### [Your task]
Nothing may be dropped. Retype the whole listing exactly.

### [Dataset excerpts]
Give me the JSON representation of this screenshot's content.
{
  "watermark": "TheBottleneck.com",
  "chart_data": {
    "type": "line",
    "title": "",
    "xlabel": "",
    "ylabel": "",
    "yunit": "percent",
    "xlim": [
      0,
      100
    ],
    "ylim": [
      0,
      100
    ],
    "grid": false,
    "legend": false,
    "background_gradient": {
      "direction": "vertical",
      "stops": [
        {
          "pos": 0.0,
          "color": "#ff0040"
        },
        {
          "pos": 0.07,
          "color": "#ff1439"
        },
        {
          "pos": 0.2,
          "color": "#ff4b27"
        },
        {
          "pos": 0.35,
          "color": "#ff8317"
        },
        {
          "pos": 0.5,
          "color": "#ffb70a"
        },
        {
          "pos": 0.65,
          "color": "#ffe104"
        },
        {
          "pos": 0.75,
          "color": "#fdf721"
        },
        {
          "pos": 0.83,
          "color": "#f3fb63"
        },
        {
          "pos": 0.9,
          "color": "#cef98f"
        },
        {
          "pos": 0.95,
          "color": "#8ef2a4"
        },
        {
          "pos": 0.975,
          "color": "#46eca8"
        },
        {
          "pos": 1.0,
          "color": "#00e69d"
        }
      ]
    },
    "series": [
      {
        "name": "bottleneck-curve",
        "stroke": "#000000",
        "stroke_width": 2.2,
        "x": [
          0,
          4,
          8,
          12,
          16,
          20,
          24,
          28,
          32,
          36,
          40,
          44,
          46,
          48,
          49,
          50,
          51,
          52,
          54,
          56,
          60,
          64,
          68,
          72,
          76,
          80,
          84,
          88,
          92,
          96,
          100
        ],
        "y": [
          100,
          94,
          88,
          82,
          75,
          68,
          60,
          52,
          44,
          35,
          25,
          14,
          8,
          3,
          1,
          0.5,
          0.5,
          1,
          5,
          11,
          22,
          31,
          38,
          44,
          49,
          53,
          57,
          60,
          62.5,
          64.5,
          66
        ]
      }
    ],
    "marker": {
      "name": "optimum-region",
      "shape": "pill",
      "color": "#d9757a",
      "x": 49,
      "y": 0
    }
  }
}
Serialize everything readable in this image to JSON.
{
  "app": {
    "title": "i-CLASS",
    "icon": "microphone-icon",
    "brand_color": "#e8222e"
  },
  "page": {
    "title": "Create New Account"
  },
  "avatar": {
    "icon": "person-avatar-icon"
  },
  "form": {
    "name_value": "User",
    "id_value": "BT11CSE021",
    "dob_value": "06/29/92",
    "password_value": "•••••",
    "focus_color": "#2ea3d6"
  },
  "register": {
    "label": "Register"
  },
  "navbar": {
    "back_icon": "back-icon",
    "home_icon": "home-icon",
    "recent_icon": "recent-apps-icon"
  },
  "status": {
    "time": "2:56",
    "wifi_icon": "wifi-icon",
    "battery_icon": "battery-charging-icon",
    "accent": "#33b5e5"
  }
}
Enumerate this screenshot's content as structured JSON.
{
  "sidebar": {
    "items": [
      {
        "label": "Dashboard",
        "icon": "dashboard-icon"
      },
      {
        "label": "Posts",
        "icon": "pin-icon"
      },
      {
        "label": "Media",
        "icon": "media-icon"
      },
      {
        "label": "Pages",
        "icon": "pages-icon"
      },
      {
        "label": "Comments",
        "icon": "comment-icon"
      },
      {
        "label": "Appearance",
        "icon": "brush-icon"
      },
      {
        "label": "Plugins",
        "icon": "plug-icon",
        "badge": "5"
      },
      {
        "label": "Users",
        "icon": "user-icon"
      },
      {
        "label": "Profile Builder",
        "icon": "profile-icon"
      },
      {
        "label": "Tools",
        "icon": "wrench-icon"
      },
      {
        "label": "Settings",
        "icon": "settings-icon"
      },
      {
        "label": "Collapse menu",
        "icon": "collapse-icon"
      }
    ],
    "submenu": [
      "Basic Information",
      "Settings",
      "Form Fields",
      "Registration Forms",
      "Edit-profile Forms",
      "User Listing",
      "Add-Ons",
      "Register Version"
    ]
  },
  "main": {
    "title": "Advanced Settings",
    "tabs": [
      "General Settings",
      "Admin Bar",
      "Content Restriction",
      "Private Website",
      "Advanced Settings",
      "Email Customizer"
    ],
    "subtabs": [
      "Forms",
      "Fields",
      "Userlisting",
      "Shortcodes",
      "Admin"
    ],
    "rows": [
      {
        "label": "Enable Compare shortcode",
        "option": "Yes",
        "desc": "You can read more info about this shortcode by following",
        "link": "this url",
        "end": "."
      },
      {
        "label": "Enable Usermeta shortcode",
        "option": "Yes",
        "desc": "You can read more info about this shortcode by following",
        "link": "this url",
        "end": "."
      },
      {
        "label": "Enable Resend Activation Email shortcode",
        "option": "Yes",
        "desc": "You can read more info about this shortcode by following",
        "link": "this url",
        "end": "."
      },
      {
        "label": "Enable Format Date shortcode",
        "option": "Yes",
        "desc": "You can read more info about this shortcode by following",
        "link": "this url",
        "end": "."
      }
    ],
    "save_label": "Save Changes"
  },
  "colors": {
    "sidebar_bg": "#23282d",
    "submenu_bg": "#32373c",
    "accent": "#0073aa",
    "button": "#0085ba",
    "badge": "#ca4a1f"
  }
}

### [Task answer]
Give me the JSON representation of this screenshot's content.
{
  "watermark": "TheBottleneck.com",
  "chart_data": {
    "type": "line",
    "title": "",
    "xlabel": "",
    "ylabel": "",
    "yunit": "percent",
    "xlim": [
      0,
      100
    ],
    "ylim": [
      0,
      100
    ],
    "grid": false,
    "legend": false,
    "background_gradient": {
      "direction": "vertical",
      "stops": [
        {
          "pos": 0.0,
          "color": "#ff0040"
        },
        {
          "pos": 0.07,
          "color": "#ff1439"
        },
        {
          "pos": 0.2,
          "color": "#ff4b27"
        },
        {
          "pos": 0.35,
          "color": "#ff8317"
        },
        {
          "pos": 0.5,
          "color": "#ffb70a"
        },
        {
          "pos": 0.65,
          "color": "#ffe104"
        },
        {
          "pos": 0.75,
          "color": "#fdf721"
        },
        {
          "pos": 0.83,
          "color": "#f3fb63"
        },
        {
          "pos": 0.9,
          "color": "#cef98f"
        },
        {
          "pos": 0.95,
          "color": "#8ef2a4"
        },
        {
          "pos": 0.975,
          "color": "#46eca8"
        },
        {
          "pos": 1.0,
          "color": "#00e69d"
        }
      ]
    },
    "series": [
      {
        "name": "bottleneck-curve",
        "stroke": "#000000",
        "stroke_width": 2.2,
        "x": [
          0,
          4,
          8,
          12,
          16,
          20,
          24,
          28,
          32,
          36,
          40,
          44,
          46,
          48,
          49,
          50,
          51,
          52,
          54,
          56,
          60,
          64,
          68,
          72,
          76,
          80,
          84,
          88,
          92,
          96,
          100
        ],
        "y": [
          100,
          94,
          88,
          82,
          75,
          68,
          60,
          52,
          44,
          35,
          25,
          14,
          8,
          3,
          1,
          0.5,
          0.5,
          1,
          5,
          11,
          22,
          31,
          38,
          44,
          49,
          53,
          57,
          60,
          62.5,
          64.5,
          66
        ]
      }
    ],
    "marker": {
      "name": "optimum-region",
      "shape": "pill",
      "color": "#d9757a",
      "x": 49,
      "y": 0
    }
  }
}
Serialize everything readable in this image to JSON.
{
  "app": {
    "title": "i-CLASS",
    "icon": "microphone-icon",
    "brand_color": "#e8222e"
  },
  "page": {
    "title": "Create New Account"
  },
  "avatar": {
    "icon": "person-avatar-icon"
  },
  "form": {
    "name_value": "User",
    "id_value": "BT11CSE021",
    "dob_value": "06/29/92",
    "password_value": "•••••",
    "focus_color": "#2ea3d6"
  },
  "register": {
    "label": "Register"
  },
  "navbar": {
    "back_icon": "back-icon",
    "home_icon": "home-icon",
    "recent_icon": "recent-apps-icon"
  },
  "status": {
    "time": "2:56",
    "wifi_icon": "wifi-icon",
    "battery_icon": "battery-charging-icon",
    "accent": "#33b5e5"
  }
}
Enumerate this screenshot's content as structured JSON.
{
  "sidebar": {
    "items": [
      {
        "label": "Dashboard",
        "icon": "dashboard-icon"
      },
      {
        "label": "Posts",
        "icon": "pin-icon"
      },
      {
        "label": "Media",
        "icon": "media-icon"
      },
      {
        "label": "Pages",
        "icon": "pages-icon"
      },
      {
        "label": "Comments",
        "icon": "comment-icon"
      },
      {
        "label": "Appearance",
        "icon": "brush-icon"
      },
      {
        "label": "Plugins",
        "icon": "plug-icon",
        "badge": "5"
      },
      {
        "label": "Users",
        "icon": "user-icon"
      },
      {
        "label": "Profile Builder",
        "icon": "profile-icon"
      },
      {
        "label": "Tools",
        "icon": "wrench-icon"
      },
      {
        "label": "Settings",
        "icon": "settings-icon"
      },
      {
        "label": "Collapse menu",
        "icon": "collapse-icon"
      }
    ],
    "submenu": [
      "Basic Information",
      "Settings",
      "Form Fields",
      "Registration Forms",
      "Edit-profile Forms",
      "User Listing",
      "Add-Ons",
      "Register Version"
    ]
  },
  "main": {
    "title": "Advanced Settings",
    "tabs": [
      "General Settings",
      "Admin Bar",
      "Content Restriction",
      "Private Website",
      "Advanced Settings",
      "Email Customizer"
    ],
    "subtabs": [
      "Forms",
      "Fields",
      "Userlisting",
      "Shortcodes",
      "Admin"
    ],
    "rows": [
      {
        "label": "Enable Compare shortcode",
        "option": "Yes",
        "desc": "You can read more info about this shortcode by following",
        "link": "this url",
        "end": "."
      },
      {
        "label": "Enable Usermeta shortcode",
        "option": "Yes",
        "desc": "You can read more info about this shortcode by following",
        "link": "this url",
        "end": "."
      },
      {
        "label": "Enable Resend Activation Email shortcode",
        "option": "Yes",
        "desc": "You can read more info about this shortcode by following",
        "link": "this url",
        "end": "."
      },
      {
        "label": "Enable Format Date shortcode",
        "option": "Yes",
        "desc": "You can read more info about this shortcode by following",
        "link": "this url",
        "end": "."
      }
    ],
    "save_label": "Save Changes"
  },
  "colors": {
    "sidebar_bg": "#23282d",
    "submenu_bg": "#32373c",
    "accent": "#0073aa",
    "button": "#0085ba",
    "badge": "#ca4a1f"
  }
}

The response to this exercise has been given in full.